  3. In a separate bowl, mix together the almond butter, maple syrup, egg and vanilla extract until smooth.
  4. Pour the wet ingredients into the dry ingredients and mix together until a dough forms.
  5. Fold in raisins, if using.
  6. Roll dough into balls and place on the prepared baking sheet, gently flattening each ball.
  7. Bake for 14-16 minutes until lightly browned on the edges.
  8. Allow cookies to cool on the baking sheet before removing to a wire rack.

This recipe makes about 12 cookies. With the gluten free oat flour and almond flour, these oatmeal cookies can be enjoyed by those avoiding gluten.

Health benefits of oatmeal cookies

When made with nutritious ingredients like oats, oatmeal cookies can provide some great health benefits, including:

1. Fiber

As discussed, oats are a natural source of fiber. Fiber promotes good digestion and heart health. It also helps stabilize blood sugar levels.

2. Whole grains

Oats are a 100% whole grain. Whole grains provide important nutrients like B vitamins, iron, and magnesium. They also make you feel more full.

3. Antioxidants

Oats contain antioxidant compounds like avenanthramides.

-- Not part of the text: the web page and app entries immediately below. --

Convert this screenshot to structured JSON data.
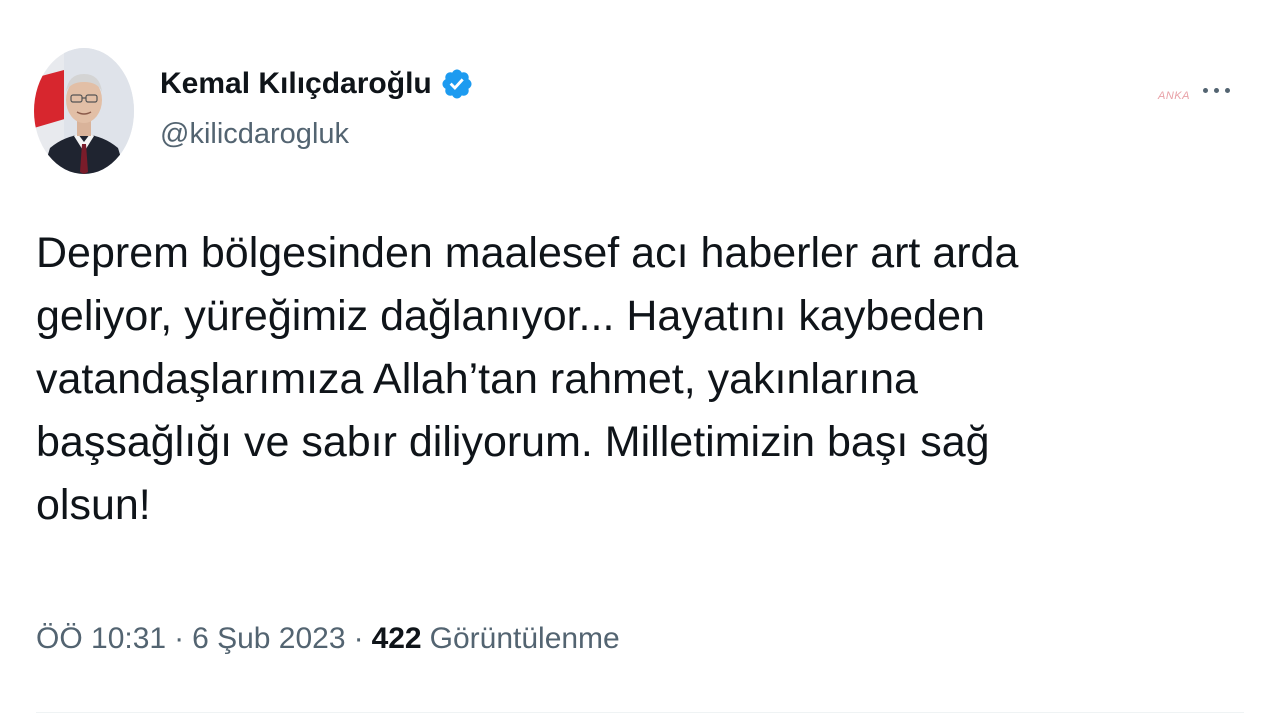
{
  "tweet": {
    "author": {
      "display_name": "Kemal Kılıçdaroğlu",
      "handle": "@kilicdarogluk",
      "verified": true
    },
    "watermark_text": "ANKA",
    "text": "Deprem bölgesinden maalesef acı haberler art arda\ngeliyor, yüreğimiz dağlanıyor... Hayatını kaybeden\nvatandaşlarımıza Allah’tan rahmet, yakınlarına\nbaşsağlığı ve sabır diliyorum. Milletimizin başı sağ\nolsun!",
    "meta": {
      "time": "ÖÖ 10:31",
      "separator": "·",
      "date": "6 Şub 2023",
      "views_count": "422",
      "views_label": "Görüntülenme"
    },
    "colors": {
      "text": "#0f1419",
      "secondary": "#536471",
      "verified_badge": "#1d9bf0"
    },
    "icons": {
      "verified": "verified-badge-icon",
      "more": "more-horizontal-icon"
    }
  }
}
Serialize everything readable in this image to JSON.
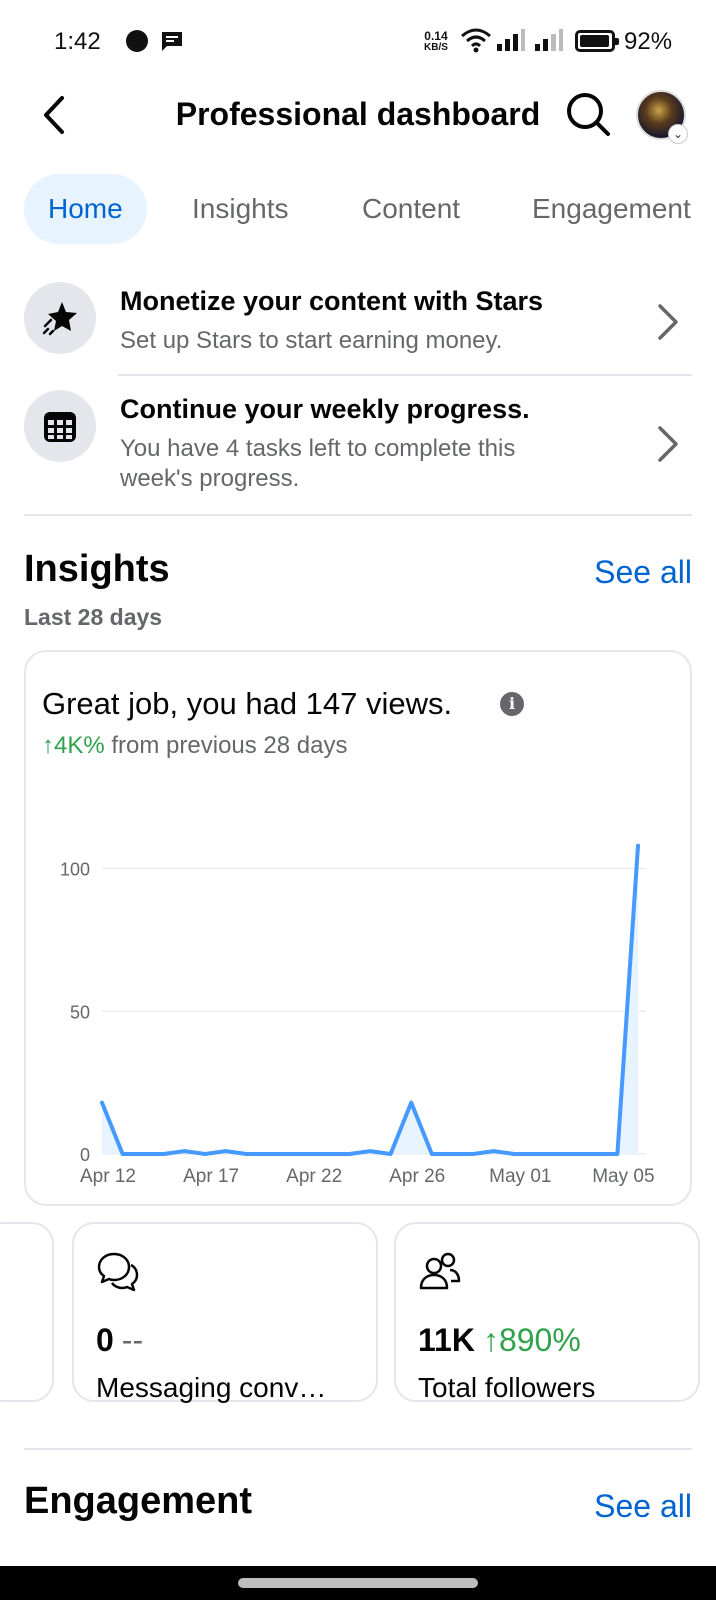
{
  "status_bar": {
    "time": "1:42",
    "net_speed_value": "0.14",
    "net_speed_unit": "KB/S",
    "battery": "92%"
  },
  "header": {
    "title": "Professional dashboard",
    "back_icon": "back-arrow-icon",
    "search_icon": "search-icon"
  },
  "tabs": [
    {
      "label": "Home",
      "active": true
    },
    {
      "label": "Insights",
      "active": false
    },
    {
      "label": "Content",
      "active": false
    },
    {
      "label": "Engagement",
      "active": false
    }
  ],
  "tasks": [
    {
      "title": "Monetize your content with Stars",
      "subtitle": "Set up Stars to start earning money.",
      "icon": "stars-icon"
    },
    {
      "title": "Continue your weekly progress.",
      "subtitle": "You have 4 tasks left to complete this week's progress.",
      "icon": "calendar-icon"
    }
  ],
  "insights": {
    "title": "Insights",
    "see_all": "See all",
    "period": "Last 28 days",
    "headline": "Great job, you had 147 views.",
    "delta_value": "↑4K%",
    "delta_text": "from previous 28 days"
  },
  "chart_data": {
    "type": "area",
    "x_tick_labels": [
      "Apr 12",
      "Apr 17",
      "Apr 22",
      "Apr 26",
      "May 01",
      "May 05"
    ],
    "x_tick_index": [
      0,
      5,
      10,
      15,
      20,
      25
    ],
    "y_ticks": [
      0,
      50,
      100
    ],
    "ylim": [
      0,
      110
    ],
    "values": [
      18,
      0,
      0,
      0,
      1,
      0,
      1,
      0,
      0,
      0,
      0,
      0,
      0,
      1,
      0,
      18,
      0,
      0,
      0,
      1,
      0,
      0,
      0,
      0,
      0,
      0,
      108
    ],
    "grid": true,
    "line_color": "#4599ff",
    "fill_color": "#e7f3ff"
  },
  "metrics": [
    {
      "value": "0",
      "extra": "--",
      "label": "Messaging conv…",
      "icon": "chat-bubbles-icon"
    },
    {
      "value": "11K",
      "extra": "↑890%",
      "label": "Total followers",
      "icon": "followers-icon"
    }
  ],
  "engagement": {
    "title": "Engagement",
    "see_all": "See all"
  },
  "colors": {
    "accent": "#0064d1",
    "positive": "#31a24c",
    "muted": "#65676b"
  }
}
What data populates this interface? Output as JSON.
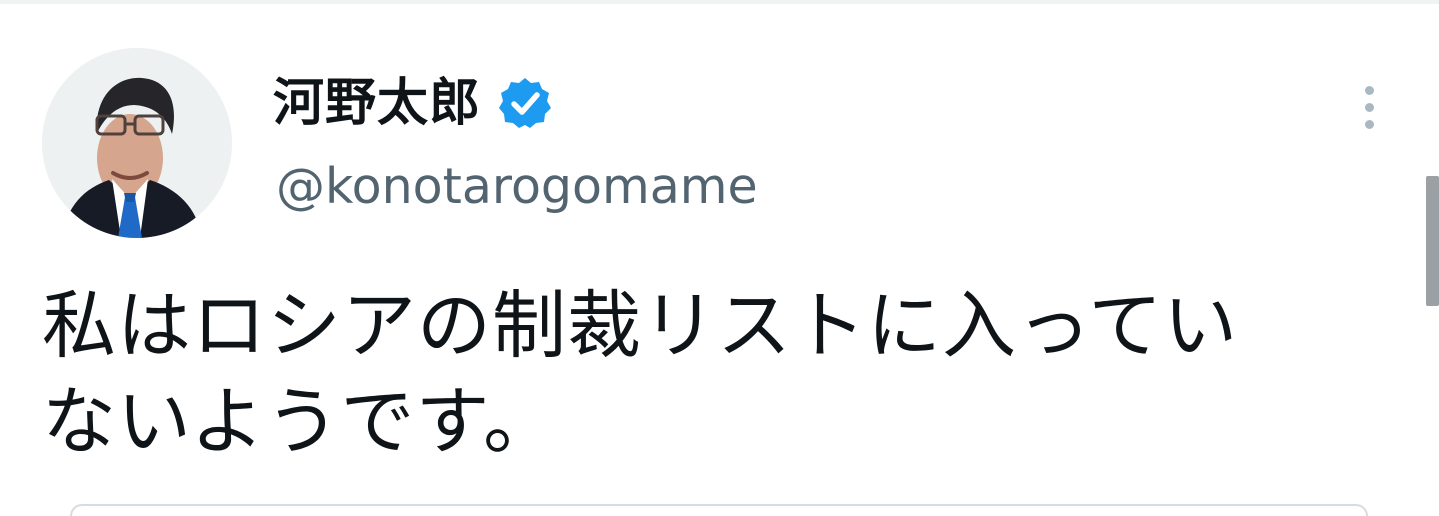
{
  "tweet": {
    "author": {
      "display_name": "河野太郎",
      "username": "@konotarogomame",
      "verified": true,
      "avatar_icon": "profile-photo"
    },
    "text": "私はロシアの制裁リストに入ってい\nないようです。",
    "more_icon": "more-vertical-icon"
  },
  "colors": {
    "text_primary": "#0f1419",
    "text_secondary": "#536471",
    "verified_blue": "#1d9bf0",
    "divider": "#eff3f4",
    "scrollbar": "#9aa0a4"
  }
}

Antioxidants help reduce inflammation and protect cells from damage.

4. Plant-based protein

Oats provide high quality plant-based protein. This makes oatmeal cookies a nice option for those limiting meat intake.

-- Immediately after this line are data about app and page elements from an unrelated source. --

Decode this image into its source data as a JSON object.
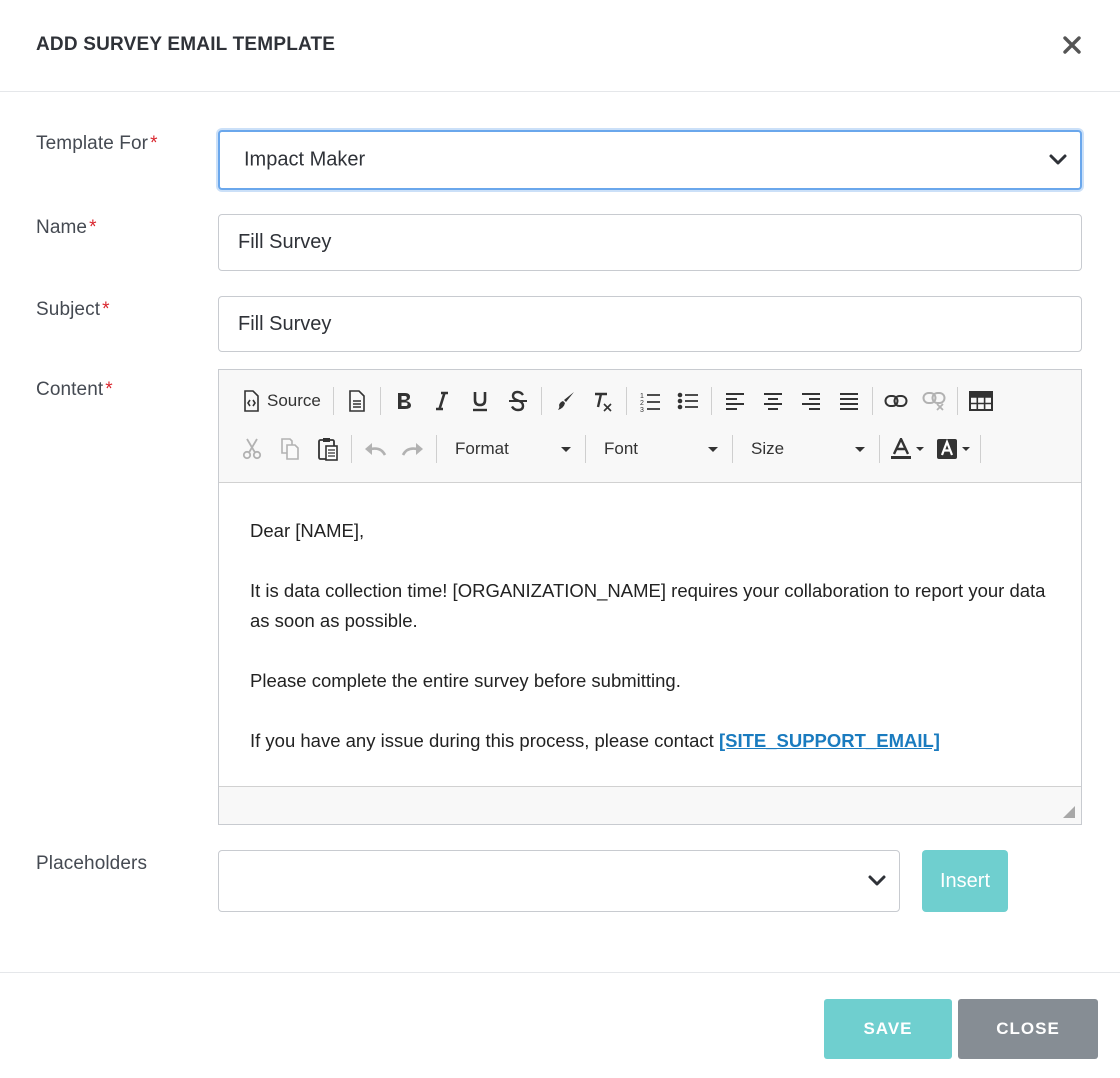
{
  "modal": {
    "title": "ADD SURVEY EMAIL TEMPLATE",
    "close_icon": "close-x-icon"
  },
  "form": {
    "template_for": {
      "label": "Template For",
      "required_mark": "*",
      "value": "Impact Maker"
    },
    "name": {
      "label": "Name",
      "required_mark": "*",
      "value": "Fill Survey"
    },
    "subject": {
      "label": "Subject",
      "required_mark": "*",
      "value": "Fill Survey"
    },
    "content": {
      "label": "Content",
      "required_mark": "*"
    },
    "placeholders": {
      "label": "Placeholders",
      "value": "",
      "insert_label": "Insert"
    }
  },
  "editor": {
    "toolbar": {
      "source_label": "Source",
      "format_label": "Format",
      "font_label": "Font",
      "size_label": "Size"
    },
    "body": {
      "greeting": "Dear [NAME],",
      "paragraph1": "It is data collection time! [ORGANIZATION_NAME] requires your collaboration to report your data as soon as possible.",
      "paragraph2": "Please complete the entire survey before submitting.",
      "paragraph3_text": "If you have any issue during this process, please contact ",
      "paragraph3_link": "[SITE_SUPPORT_EMAIL]"
    }
  },
  "footer": {
    "save_label": "SAVE",
    "close_label": "CLOSE"
  },
  "colors": {
    "accent_teal": "#6fcfcf",
    "close_gray": "#868d94",
    "required_red": "#d9262e",
    "focus_blue": "#6aa7ec",
    "link_blue": "#1a7bbf"
  }
}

5. Polyunsaturated fats

The oats in oatmeal cookies contain healthy polyunsaturated and monounsaturated fats. These types of fats help lower LDL or “bad” cholesterol.

6. Vitamins and minerals

Oatmeal cookies made with whole grains provide important vitamins and minerals like thiamine, iron, and zinc.

So in moderation, oatmeal cookies can be a nutritious addition to your diet thanks to all the natural goodness from oats!


Oatmeal cookies are one of the more nutritious cookie options, thanks to their key ingredient – oats. Oats supply fiber, antioxidants, plant-based protein, and important vitamins and minerals. Compared to other cookies, oatmeal cookies are also slightly lower in sugar since oats add natural sweetness.

While they don’t match the fiber content of plain oats, oatmeal cookies still provide a decent amount with about 2 grams of fiber per cookie. You can also modify recipes to increase the fiber content by using more oats, whole wheat flour, raisins, or bran. Just keep portion sizes in check since oatmeal cookies are still considered a sweet treat.

So if you’re looking for a cookie that satisfies a sweet tooth but also provides some good nutrition, oatmeal cookies are one of your best options. In moderation, they can be part of an overall balanced diet.